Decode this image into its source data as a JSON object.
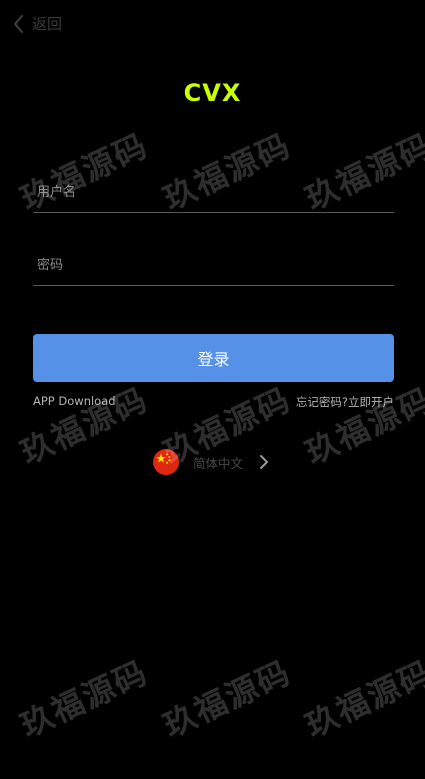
{
  "header": {
    "back_label": "返回"
  },
  "logo": {
    "text": "CVX",
    "color": "#c9ff00"
  },
  "form": {
    "username_placeholder": "用户名",
    "password_placeholder": "密码",
    "login_label": "登录",
    "login_button_color": "#5591e6"
  },
  "links": {
    "app_download": "APP Download",
    "forgot_password": "忘记密码?",
    "open_account": "立即开户"
  },
  "language": {
    "flag_icon": "china-flag-icon",
    "label": "简体中文"
  },
  "watermark": {
    "text": "玖福源码"
  }
}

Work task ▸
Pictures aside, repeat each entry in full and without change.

Written solution ▸
Decode this image into its source data as a JSON object.
{
  "header": {
    "back_label": "返回"
  },
  "logo": {
    "text": "CVX",
    "color": "#c9ff00"
  },
  "form": {
    "username_placeholder": "用户名",
    "password_placeholder": "密码",
    "login_label": "登录",
    "login_button_color": "#5591e6"
  },
  "links": {
    "app_download": "APP Download",
    "forgot_password": "忘记密码?",
    "open_account": "立即开户"
  },
  "language": {
    "flag_icon": "china-flag-icon",
    "label": "简体中文"
  },
  "watermark": {
    "text": "玖福源码"
  }
}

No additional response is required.